↓↓↓

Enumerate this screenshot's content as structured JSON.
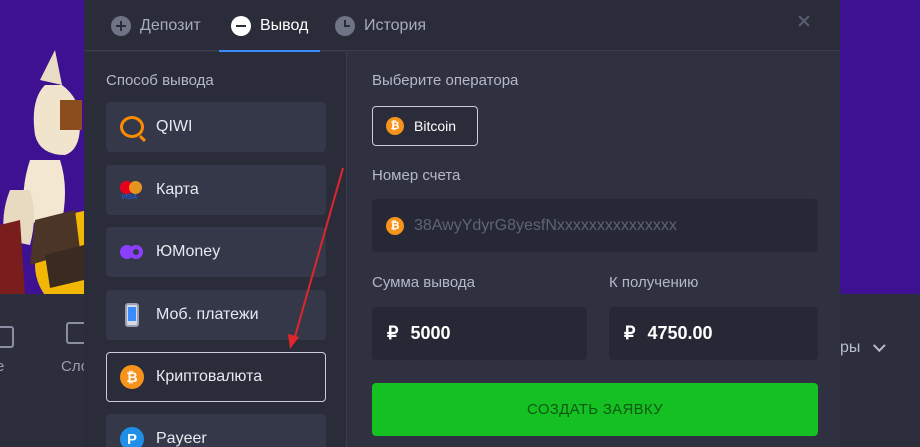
{
  "tabs": [
    {
      "label": "Депозит",
      "icon": "plus-circle-icon"
    },
    {
      "label": "Вывод",
      "icon": "minus-circle-icon",
      "active": true
    },
    {
      "label": "История",
      "icon": "clock-icon"
    }
  ],
  "left": {
    "section_label": "Способ вывода",
    "methods": [
      {
        "label": "QIWI",
        "icon": "qiwi-icon"
      },
      {
        "label": "Карта",
        "icon": "card-icon"
      },
      {
        "label": "ЮMoney",
        "icon": "yoomoney-icon"
      },
      {
        "label": "Моб. платежи",
        "icon": "mobile-icon"
      },
      {
        "label": "Криптовалюта",
        "icon": "bitcoin-icon",
        "selected": true
      },
      {
        "label": "Payeer",
        "icon": "payeer-icon"
      }
    ]
  },
  "right": {
    "operator_label": "Выберите оператора",
    "operator_value": "Bitcoin",
    "account_label": "Номер счета",
    "account_placeholder": "38AwyYdyrG8yesfNxxxxxxxxxxxxxxx",
    "sum_label": "Сумма вывода",
    "sum_currency": "₽",
    "sum_value": "5000",
    "receive_label": "К получению",
    "receive_currency": "₽",
    "receive_value": "4750.00",
    "submit_label": "СОЗДАТЬ ЗАЯВКУ"
  },
  "background": {
    "nav_left_1": "е",
    "nav_left_2": "Сло",
    "nav_right": "ры"
  },
  "colors": {
    "accent_blue": "#3a8bff",
    "submit_green": "#15c022",
    "bitcoin_orange": "#f7931a",
    "annotation_arrow": "#e0262a"
  }
}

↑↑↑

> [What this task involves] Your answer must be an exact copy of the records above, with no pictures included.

> [Written answer]
Enumerate this screenshot's content as structured JSON.
{
  "tabs": [
    {
      "label": "Депозит",
      "icon": "plus-circle-icon"
    },
    {
      "label": "Вывод",
      "icon": "minus-circle-icon",
      "active": true
    },
    {
      "label": "История",
      "icon": "clock-icon"
    }
  ],
  "left": {
    "section_label": "Способ вывода",
    "methods": [
      {
        "label": "QIWI",
        "icon": "qiwi-icon"
      },
      {
        "label": "Карта",
        "icon": "card-icon"
      },
      {
        "label": "ЮMoney",
        "icon": "yoomoney-icon"
      },
      {
        "label": "Моб. платежи",
        "icon": "mobile-icon"
      },
      {
        "label": "Криптовалюта",
        "icon": "bitcoin-icon",
        "selected": true
      },
      {
        "label": "Payeer",
        "icon": "payeer-icon"
      }
    ]
  },
  "right": {
    "operator_label": "Выберите оператора",
    "operator_value": "Bitcoin",
    "account_label": "Номер счета",
    "account_placeholder": "38AwyYdyrG8yesfNxxxxxxxxxxxxxxx",
    "sum_label": "Сумма вывода",
    "sum_currency": "₽",
    "sum_value": "5000",
    "receive_label": "К получению",
    "receive_currency": "₽",
    "receive_value": "4750.00",
    "submit_label": "СОЗДАТЬ ЗАЯВКУ"
  },
  "background": {
    "nav_left_1": "е",
    "nav_left_2": "Сло",
    "nav_right": "ры"
  },
  "colors": {
    "accent_blue": "#3a8bff",
    "submit_green": "#15c022",
    "bitcoin_orange": "#f7931a",
    "annotation_arrow": "#e0262a"
  }
}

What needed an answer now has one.